◆ **EXERCISE DIRECTIONS**: Please copy out the lines in the entries that contain "desc".
** Opening MATERIAL FOR THE TASK block **
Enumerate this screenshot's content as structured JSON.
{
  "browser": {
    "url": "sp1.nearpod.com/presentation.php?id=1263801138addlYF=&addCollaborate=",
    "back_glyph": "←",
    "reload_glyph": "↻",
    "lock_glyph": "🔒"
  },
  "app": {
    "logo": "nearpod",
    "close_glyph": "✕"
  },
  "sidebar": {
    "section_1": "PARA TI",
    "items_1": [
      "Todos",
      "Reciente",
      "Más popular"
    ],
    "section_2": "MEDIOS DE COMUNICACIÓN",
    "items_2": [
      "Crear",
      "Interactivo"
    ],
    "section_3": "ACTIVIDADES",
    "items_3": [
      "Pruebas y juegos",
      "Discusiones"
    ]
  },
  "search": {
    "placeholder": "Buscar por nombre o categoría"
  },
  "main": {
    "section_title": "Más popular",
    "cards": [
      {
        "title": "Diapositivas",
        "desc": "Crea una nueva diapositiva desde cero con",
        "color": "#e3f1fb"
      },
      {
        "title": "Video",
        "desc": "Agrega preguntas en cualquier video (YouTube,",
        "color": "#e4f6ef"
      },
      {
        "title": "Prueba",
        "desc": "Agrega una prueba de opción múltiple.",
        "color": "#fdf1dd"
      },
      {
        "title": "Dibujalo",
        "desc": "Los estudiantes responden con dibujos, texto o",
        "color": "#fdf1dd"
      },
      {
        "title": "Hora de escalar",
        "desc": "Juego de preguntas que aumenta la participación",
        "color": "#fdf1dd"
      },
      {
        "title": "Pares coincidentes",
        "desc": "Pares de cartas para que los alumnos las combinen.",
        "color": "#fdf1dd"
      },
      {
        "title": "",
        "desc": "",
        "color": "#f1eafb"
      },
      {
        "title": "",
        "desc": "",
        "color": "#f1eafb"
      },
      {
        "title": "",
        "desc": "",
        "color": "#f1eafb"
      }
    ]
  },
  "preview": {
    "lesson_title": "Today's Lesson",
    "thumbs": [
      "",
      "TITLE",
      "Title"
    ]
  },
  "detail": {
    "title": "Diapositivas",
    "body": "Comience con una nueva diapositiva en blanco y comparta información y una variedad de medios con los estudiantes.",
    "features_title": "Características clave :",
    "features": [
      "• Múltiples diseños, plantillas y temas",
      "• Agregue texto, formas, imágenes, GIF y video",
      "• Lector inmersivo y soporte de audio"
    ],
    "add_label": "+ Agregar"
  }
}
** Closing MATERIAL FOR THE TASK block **
◆ **RESULT BELOW**:
        "desc": "Crea una nueva diapositiva desde cero con",
        "desc": "Agrega preguntas en cualquier video (YouTube,",
        "desc": "Agrega una prueba de opción múltiple.",
        "desc": "Los estudiantes responden con dibujos, texto o",
        "desc": "Juego de preguntas que aumenta la participación",
        "desc": "Pares de cartas para que los alumnos las combinen.",
        "desc": "",
        "desc": "",
        "desc": "",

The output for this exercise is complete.